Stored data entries
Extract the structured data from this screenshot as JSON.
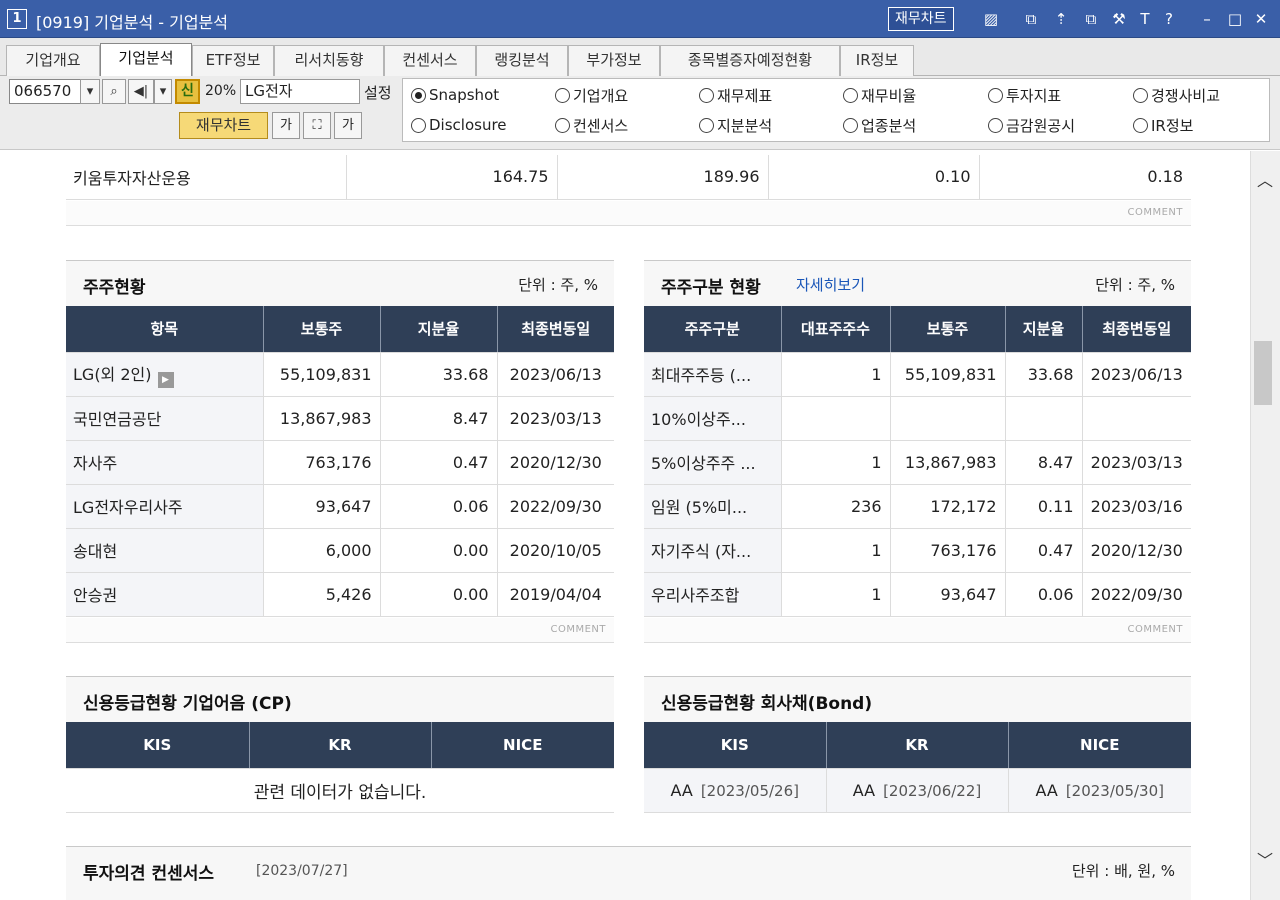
{
  "window": {
    "number": "1",
    "title": "[0919] 기업분석 - 기업분석",
    "fin_chart_button": "재무차트",
    "icons": [
      "chart-icon",
      "window-icon",
      "pin-icon",
      "copy-icon",
      "tool-icon",
      "font-icon",
      "help-icon",
      "minimize-icon",
      "maximize-icon",
      "close-icon"
    ],
    "icon_glyphs": {
      "chart": "▨",
      "window": "⧉",
      "pin": "⇡",
      "copy": "⧉",
      "tool": "⚒",
      "font": "T",
      "help": "?",
      "minimize": "–",
      "maximize": "□",
      "close": "✕"
    }
  },
  "tabs": [
    "기업개요",
    "기업분석",
    "ETF정보",
    "리서치동향",
    "컨센서스",
    "랭킹분석",
    "부가정보",
    "종목별증자예정현황",
    "IR정보"
  ],
  "active_tab": 1,
  "toolbar": {
    "code": "066570",
    "shin_label": "신",
    "pct": "20%",
    "stock_name": "LG전자",
    "setting_label": "설정",
    "fin_chart_label": "재무차트",
    "font_small": "가",
    "font_large": "가"
  },
  "radios": [
    {
      "label": "Snapshot",
      "selected": true
    },
    {
      "label": "기업개요",
      "selected": false
    },
    {
      "label": "재무제표",
      "selected": false
    },
    {
      "label": "재무비율",
      "selected": false
    },
    {
      "label": "투자지표",
      "selected": false
    },
    {
      "label": "경쟁사비교",
      "selected": false
    },
    {
      "label": "Disclosure",
      "selected": false
    },
    {
      "label": "컨센서스",
      "selected": false
    },
    {
      "label": "지분분석",
      "selected": false
    },
    {
      "label": "업종분석",
      "selected": false
    },
    {
      "label": "금감원공시",
      "selected": false
    },
    {
      "label": "IR정보",
      "selected": false
    }
  ],
  "top_row": {
    "name": "키움투자자산운용",
    "values": [
      "164.75",
      "189.96",
      "0.10",
      "0.18"
    ]
  },
  "comment_label": "COMMENT",
  "shareholders": {
    "title": "주주현황",
    "unit": "단위 : 주, %",
    "headers": [
      "항목",
      "보통주",
      "지분율",
      "최종변동일"
    ],
    "rows": [
      [
        "LG(외 2인)",
        "55,109,831",
        "33.68",
        "2023/06/13"
      ],
      [
        "국민연금공단",
        "13,867,983",
        "8.47",
        "2023/03/13"
      ],
      [
        "자사주",
        "763,176",
        "0.47",
        "2020/12/30"
      ],
      [
        "LG전자우리사주",
        "93,647",
        "0.06",
        "2022/09/30"
      ],
      [
        "송대현",
        "6,000",
        "0.00",
        "2020/10/05"
      ],
      [
        "안승권",
        "5,426",
        "0.00",
        "2019/04/04"
      ]
    ]
  },
  "shareholder_types": {
    "title": "주주구분 현황",
    "link": "자세히보기",
    "unit": "단위 : 주, %",
    "headers": [
      "주주구분",
      "대표주주수",
      "보통주",
      "지분율",
      "최종변동일"
    ],
    "rows": [
      [
        "최대주주등 (...",
        "1",
        "55,109,831",
        "33.68",
        "2023/06/13"
      ],
      [
        "10%이상주...",
        "",
        "",
        "",
        ""
      ],
      [
        "5%이상주주 ...",
        "1",
        "13,867,983",
        "8.47",
        "2023/03/13"
      ],
      [
        "임원 (5%미...",
        "236",
        "172,172",
        "0.11",
        "2023/03/16"
      ],
      [
        "자기주식 (자...",
        "1",
        "763,176",
        "0.47",
        "2020/12/30"
      ],
      [
        "우리사주조합",
        "1",
        "93,647",
        "0.06",
        "2022/09/30"
      ]
    ]
  },
  "credit_cp": {
    "title": "신용등급현황 기업어음 (CP)",
    "headers": [
      "KIS",
      "KR",
      "NICE"
    ],
    "empty": "관련 데이터가 없습니다."
  },
  "credit_bond": {
    "title": "신용등급현황 회사채(Bond)",
    "headers": [
      "KIS",
      "KR",
      "NICE"
    ],
    "grades": [
      {
        "grade": "AA",
        "date": "[2023/05/26]"
      },
      {
        "grade": "AA",
        "date": "[2023/06/22]"
      },
      {
        "grade": "AA",
        "date": "[2023/05/30]"
      }
    ]
  },
  "consensus": {
    "title": "투자의견 컨센서스",
    "date": "[2023/07/27]",
    "unit": "단위 : 배, 원, %"
  },
  "scroll": {
    "up": "︿",
    "down": "﹀"
  }
}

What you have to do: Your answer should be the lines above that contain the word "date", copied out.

Written response:
        "date": "[2023/05/26]"
        "date": "[2023/06/22]"
        "date": "[2023/05/30]"
    "date": "[2023/07/27]",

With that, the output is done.